Early College and Career Center

Flickr/Creative Commons/Vex Robotics

The Hardin County School System is preparing to host a group of international robotics teams ahead of a major competition next week in Louisville.

The VEX Robotics World Championships are being held Wednesday through Saturday at the Kentucky Expo Center and Freedom Hall. The competition features teams from elementary, middle, and high schools, as well as colleges from all across the world.

Some Central Hardin High School robotics team members will get some special practice before they head to Louisville for the championships.

Jason Neagle, with the Hardin County Schools Early College and Career Center, says fifteen teams from China and Singapore will spend Monday and Tuesday in Elizabethtown, where they will practice their robotics and engineering programs.

“Our students are going to get the opportunity to work alongside with them. The Chinese teams are some of the top-ranked teams in the world, and we have some Top-30 ranked teams as well.”

Hardin County Schools

A financial gift from a corporation will allow a Hardin County high school to offer a curriculum designed to help students excel in the STEM fields.

Dow Corning Corporation announced Monday that it’s donating $25,000 to implement the Project Lead The Way program at John Hardin High School. Project Lead the Way is a non-profit effort that designs programs related to science, technology, engineering, and math that are used in over 5,000 schools in the country.

Hardin County Schools spokesman John Wright says Project Lead the Way will open doors for students who excel in the program.

“North Hardin, John Hardin, and Central Hardin engineering students will now get the prerequisites that they need at their home high schools that will allow them to go to our new Hardin County Schools’ Early College and Career Center that opens in August.”

Ground will be broken Wednesday morning at the future site of the Hardin County Schools Early College and Career Center. The effort is a collaboration between the school system and WKU, and will allow high school students in the Hardin County system to take classes during the academic year that will transform into college credit from WKU, Elizabethtown Community and Technical College, or Sullivan University.

Hardin County Schools Superintendent Nannette Johnston says the Early College and Career Center is facing a strict construction deadline.

"I can sum it up in the one word: aggressive. Typically, we look at construction projects of this magnitude taking about 18 months.
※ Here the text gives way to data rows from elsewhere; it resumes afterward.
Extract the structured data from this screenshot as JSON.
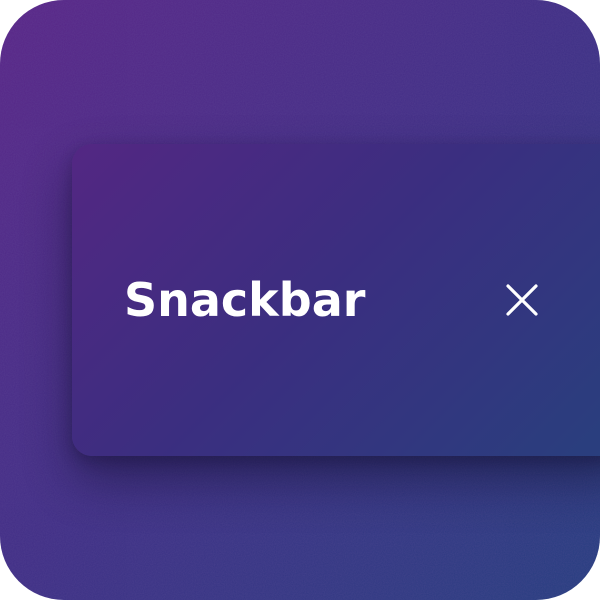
{
  "snackbar": {
    "message": "Snackbar",
    "close_icon": "close-icon"
  },
  "colors": {
    "background_start": "#5b2588",
    "background_end": "#243f7f",
    "snackbar_start": "#532783",
    "snackbar_end": "#28407e",
    "text": "#ffffff"
  }
}
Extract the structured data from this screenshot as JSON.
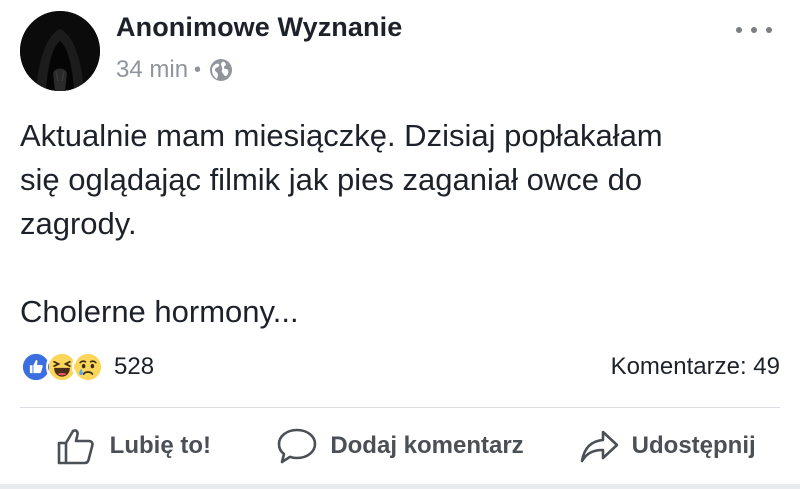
{
  "post": {
    "author": "Anonimowe Wyznanie",
    "time": "34 min",
    "separator": "•",
    "privacy_icon": "globe-icon",
    "more_icon": "more-horizontal-icon",
    "paragraphs": [
      "Aktualnie mam miesiączkę. Dzisiaj popłakałam\nsię oglądając filmik jak pies zaganiał owce do\nzagrody.",
      "Cholerne hormony..."
    ]
  },
  "reactions": {
    "icons": [
      "like-reaction-icon",
      "haha-reaction-icon",
      "sad-reaction-icon"
    ],
    "count": "528",
    "comments": "Komentarze: 49"
  },
  "actions": {
    "like": {
      "label": "Lubię to!",
      "icon": "thumbs-up-icon"
    },
    "comment": {
      "label": "Dodaj komentarz",
      "icon": "speech-bubble-icon"
    },
    "share": {
      "label": "Udostępnij",
      "icon": "share-arrow-icon"
    }
  },
  "colors": {
    "text": "#1d2129",
    "secondary_text": "#90949c",
    "action_text": "#4b4f56",
    "like_blue": "#3b6fe0",
    "emoji_yellow": "#fcd65a",
    "divider": "#dadde1"
  }
}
We want this project to be completed by August of 2014," Johnston told WKU Public Radio.

The Early College and Career Center will offer Hardin County students classes in fields such as engineering, manufacturing, automotive technology, media arts and communication, and culinary arts and hospitality services.
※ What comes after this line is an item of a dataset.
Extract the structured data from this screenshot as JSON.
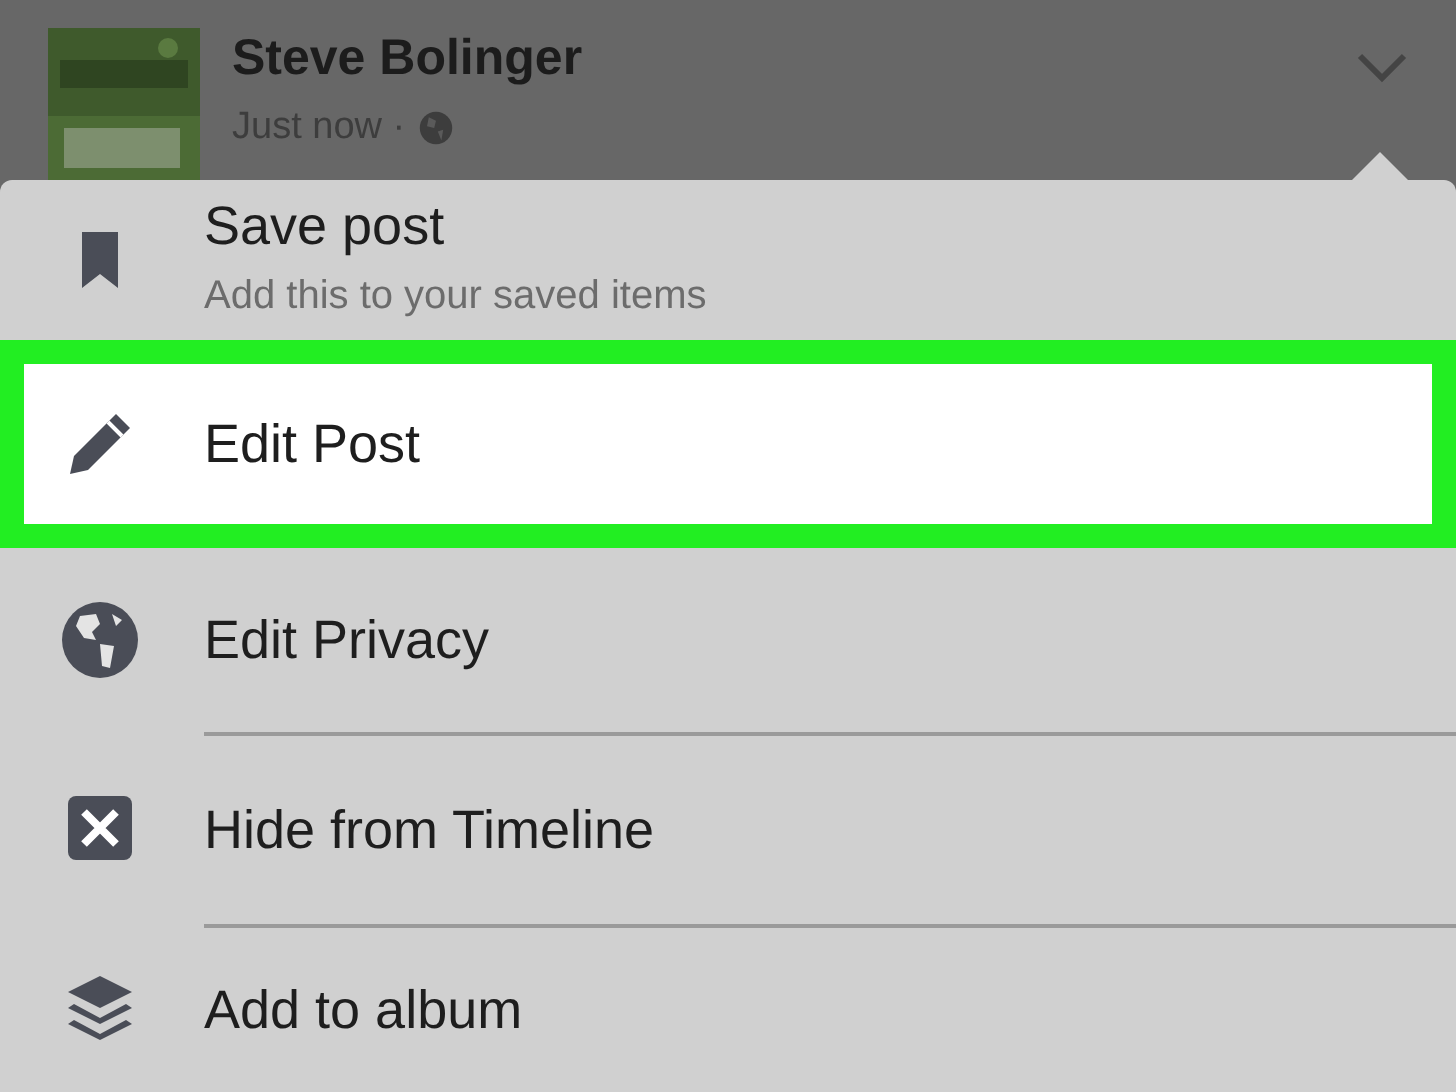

Hardin County Schools and WKU are partnering to create an Early College and Career Center. The partnership announced Thursday also includes Elizabethtown Community and Technical College and the Central Kentucky Community Foundation.

The result will be a new building where Hardin County school students can take courses in several career pathways, including engineering, manufacturing, automotive technology, media arts, and health sciences.

Hardin County Schools Superintendent Nanette Johnston told WKU Public Radio the center will offer students a new way to prepare for either the workforce or postsecondary education.

"We have to get out of this mindset that if you don't go to college you have to go to a vocational school. This is not a vocational school like you and I might be familiar with," said Johnston.

WKU faculty will teach classes at the Early College and Career Center during the day and college courses in the evenings once the high school students go home.